_GOAL OF THE EXERCISE_:
Number of lines below with "into": work it out and reply with that number only.

_RECORDS FOR PROCESSING_:
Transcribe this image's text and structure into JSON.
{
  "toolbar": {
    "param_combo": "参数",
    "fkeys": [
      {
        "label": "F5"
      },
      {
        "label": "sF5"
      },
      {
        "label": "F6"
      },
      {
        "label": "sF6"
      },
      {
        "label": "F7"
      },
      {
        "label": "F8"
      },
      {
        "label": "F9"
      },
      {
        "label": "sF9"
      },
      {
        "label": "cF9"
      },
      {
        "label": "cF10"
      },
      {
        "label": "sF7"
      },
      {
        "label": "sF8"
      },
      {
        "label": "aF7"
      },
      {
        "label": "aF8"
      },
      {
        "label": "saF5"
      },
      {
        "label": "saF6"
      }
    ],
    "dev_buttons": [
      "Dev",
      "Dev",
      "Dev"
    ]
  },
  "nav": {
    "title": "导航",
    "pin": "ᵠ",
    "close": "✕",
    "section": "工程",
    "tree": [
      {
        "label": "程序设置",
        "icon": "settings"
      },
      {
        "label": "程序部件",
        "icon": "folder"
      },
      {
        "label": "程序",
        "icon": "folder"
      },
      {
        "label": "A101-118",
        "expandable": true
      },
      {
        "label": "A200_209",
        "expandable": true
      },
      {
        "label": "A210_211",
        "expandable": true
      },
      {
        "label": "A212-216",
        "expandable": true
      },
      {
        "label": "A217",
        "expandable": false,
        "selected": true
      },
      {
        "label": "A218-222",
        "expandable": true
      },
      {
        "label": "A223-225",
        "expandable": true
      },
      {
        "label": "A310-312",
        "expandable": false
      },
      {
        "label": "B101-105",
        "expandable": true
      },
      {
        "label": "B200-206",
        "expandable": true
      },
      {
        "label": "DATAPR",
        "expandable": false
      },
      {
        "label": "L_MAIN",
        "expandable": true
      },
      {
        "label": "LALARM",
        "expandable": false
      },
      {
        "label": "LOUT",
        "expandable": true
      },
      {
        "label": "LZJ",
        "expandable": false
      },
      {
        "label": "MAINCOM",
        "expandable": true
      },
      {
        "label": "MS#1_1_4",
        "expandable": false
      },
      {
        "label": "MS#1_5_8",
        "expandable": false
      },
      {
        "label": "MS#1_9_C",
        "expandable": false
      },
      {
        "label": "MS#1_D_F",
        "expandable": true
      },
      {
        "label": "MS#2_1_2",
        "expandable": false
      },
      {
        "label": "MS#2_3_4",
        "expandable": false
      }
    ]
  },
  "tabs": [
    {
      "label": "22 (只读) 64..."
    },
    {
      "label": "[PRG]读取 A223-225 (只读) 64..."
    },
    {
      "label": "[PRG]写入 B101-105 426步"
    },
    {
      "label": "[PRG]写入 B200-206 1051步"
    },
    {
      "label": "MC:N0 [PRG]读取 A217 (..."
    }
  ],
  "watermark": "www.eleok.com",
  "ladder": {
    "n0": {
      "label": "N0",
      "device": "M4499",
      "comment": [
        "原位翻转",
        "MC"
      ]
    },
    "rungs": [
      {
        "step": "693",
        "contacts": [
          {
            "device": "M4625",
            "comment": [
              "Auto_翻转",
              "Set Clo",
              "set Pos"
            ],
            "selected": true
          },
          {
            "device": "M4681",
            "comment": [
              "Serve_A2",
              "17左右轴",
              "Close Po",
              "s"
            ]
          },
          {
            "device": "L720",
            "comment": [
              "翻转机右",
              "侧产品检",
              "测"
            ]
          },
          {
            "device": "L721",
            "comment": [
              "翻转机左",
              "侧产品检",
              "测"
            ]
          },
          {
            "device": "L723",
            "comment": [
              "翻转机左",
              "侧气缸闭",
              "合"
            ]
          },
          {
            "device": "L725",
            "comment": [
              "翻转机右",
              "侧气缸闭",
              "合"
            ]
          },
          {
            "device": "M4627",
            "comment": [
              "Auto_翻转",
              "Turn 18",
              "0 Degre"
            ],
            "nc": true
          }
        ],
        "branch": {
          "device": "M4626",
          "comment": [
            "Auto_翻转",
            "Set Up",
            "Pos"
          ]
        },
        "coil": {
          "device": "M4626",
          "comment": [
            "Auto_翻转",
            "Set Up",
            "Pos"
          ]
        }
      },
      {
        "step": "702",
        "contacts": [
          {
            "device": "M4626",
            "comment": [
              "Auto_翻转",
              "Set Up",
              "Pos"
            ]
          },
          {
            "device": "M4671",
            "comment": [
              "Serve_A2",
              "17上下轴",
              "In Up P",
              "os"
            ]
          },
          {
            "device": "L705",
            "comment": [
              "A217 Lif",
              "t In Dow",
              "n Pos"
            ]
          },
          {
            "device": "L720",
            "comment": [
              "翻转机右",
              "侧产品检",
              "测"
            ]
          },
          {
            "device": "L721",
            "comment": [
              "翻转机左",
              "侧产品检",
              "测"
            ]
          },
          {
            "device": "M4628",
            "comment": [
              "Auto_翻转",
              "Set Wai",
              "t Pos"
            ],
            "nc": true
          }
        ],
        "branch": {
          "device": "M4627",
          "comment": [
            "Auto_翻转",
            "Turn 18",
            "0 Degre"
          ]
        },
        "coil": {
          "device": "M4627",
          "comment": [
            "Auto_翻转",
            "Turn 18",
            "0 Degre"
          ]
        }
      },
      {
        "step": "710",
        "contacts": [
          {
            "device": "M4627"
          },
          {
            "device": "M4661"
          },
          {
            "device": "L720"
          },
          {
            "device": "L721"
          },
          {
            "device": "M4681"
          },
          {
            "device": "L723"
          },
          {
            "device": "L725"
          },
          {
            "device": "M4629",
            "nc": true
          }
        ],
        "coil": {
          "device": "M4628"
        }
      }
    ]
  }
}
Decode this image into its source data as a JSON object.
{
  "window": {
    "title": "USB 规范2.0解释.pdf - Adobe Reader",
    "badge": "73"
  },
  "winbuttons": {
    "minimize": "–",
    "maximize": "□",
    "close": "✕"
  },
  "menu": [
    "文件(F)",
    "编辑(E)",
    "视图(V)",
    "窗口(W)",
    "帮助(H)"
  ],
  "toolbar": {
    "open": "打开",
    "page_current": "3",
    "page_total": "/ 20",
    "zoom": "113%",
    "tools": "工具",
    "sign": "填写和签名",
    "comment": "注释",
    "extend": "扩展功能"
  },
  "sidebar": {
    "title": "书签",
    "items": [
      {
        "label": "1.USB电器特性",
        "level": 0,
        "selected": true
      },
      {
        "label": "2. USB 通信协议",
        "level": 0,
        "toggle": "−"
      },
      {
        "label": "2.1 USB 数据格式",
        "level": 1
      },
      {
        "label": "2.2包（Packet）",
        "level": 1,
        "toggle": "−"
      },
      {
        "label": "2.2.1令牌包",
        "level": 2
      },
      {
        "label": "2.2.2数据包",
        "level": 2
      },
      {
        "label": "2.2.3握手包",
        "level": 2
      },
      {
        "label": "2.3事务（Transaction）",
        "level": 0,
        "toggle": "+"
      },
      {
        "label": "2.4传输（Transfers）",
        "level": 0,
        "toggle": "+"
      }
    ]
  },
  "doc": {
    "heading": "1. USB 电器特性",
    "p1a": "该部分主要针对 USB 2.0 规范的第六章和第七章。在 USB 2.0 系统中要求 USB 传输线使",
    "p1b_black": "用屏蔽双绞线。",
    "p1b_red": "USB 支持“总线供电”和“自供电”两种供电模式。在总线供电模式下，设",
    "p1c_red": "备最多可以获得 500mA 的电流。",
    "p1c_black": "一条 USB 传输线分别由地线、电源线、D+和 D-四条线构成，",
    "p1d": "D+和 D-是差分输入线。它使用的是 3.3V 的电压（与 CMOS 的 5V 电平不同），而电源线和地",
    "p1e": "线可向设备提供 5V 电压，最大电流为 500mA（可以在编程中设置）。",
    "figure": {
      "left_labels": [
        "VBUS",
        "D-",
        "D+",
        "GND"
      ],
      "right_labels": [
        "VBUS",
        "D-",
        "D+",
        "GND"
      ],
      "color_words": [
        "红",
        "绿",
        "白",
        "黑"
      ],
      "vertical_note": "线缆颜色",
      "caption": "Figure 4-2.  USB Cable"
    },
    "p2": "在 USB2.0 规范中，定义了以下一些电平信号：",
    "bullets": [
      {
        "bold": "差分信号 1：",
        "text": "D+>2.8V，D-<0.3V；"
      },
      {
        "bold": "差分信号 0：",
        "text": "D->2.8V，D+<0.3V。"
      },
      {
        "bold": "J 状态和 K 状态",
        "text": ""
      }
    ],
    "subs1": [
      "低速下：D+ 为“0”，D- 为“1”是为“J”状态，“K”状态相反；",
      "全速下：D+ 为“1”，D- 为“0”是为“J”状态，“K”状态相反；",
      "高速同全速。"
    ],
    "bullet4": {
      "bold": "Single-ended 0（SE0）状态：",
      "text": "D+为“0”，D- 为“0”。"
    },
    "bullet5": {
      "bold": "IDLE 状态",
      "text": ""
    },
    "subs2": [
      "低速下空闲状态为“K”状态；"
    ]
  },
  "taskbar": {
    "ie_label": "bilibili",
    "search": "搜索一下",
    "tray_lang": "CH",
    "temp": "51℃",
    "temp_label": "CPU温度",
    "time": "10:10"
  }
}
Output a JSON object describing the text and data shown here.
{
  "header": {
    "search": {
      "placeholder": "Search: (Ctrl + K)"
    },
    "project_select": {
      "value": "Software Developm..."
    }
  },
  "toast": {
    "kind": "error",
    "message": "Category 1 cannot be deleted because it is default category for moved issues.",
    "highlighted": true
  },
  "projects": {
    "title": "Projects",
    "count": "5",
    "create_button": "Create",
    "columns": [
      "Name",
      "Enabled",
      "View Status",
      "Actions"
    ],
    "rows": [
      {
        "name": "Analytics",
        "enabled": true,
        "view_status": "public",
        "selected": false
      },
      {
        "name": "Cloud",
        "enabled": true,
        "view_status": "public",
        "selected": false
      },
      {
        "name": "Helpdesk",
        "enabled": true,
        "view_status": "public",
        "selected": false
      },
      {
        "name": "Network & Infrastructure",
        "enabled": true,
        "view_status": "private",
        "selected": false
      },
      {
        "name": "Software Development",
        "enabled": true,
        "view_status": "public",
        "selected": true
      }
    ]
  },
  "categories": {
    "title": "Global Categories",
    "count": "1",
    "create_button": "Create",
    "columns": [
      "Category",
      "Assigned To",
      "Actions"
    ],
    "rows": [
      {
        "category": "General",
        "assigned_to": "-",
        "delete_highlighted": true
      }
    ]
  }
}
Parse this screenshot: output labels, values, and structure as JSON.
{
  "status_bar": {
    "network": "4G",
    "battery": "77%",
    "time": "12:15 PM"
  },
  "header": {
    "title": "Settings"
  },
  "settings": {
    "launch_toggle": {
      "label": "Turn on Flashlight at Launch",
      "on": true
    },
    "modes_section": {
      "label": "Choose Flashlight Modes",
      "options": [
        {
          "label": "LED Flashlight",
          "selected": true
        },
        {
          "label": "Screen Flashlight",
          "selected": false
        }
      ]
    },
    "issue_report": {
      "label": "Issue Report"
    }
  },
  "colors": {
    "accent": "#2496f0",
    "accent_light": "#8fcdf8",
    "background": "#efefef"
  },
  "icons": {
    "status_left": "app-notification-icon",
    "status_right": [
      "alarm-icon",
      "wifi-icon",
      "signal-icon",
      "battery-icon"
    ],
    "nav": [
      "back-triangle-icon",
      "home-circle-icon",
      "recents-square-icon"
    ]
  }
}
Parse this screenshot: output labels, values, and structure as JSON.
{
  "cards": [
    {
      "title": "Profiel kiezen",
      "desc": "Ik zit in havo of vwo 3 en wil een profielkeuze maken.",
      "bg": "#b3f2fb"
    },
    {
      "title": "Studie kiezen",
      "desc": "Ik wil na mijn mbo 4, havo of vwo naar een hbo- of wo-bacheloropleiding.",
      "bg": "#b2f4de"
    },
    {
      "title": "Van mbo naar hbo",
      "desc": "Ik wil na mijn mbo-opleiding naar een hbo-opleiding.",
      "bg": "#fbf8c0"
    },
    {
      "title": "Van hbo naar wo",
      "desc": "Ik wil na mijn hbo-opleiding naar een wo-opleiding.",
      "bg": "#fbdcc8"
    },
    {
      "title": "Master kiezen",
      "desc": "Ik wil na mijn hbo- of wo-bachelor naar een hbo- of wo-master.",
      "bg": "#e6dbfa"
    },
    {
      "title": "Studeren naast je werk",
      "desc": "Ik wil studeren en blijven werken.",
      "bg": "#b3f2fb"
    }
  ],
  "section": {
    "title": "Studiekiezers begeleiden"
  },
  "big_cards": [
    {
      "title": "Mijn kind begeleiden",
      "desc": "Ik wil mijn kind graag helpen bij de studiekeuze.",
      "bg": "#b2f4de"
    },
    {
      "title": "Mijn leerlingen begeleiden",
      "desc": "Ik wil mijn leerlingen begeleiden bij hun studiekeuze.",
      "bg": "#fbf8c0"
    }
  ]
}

_RESPONSE BELOW_:
2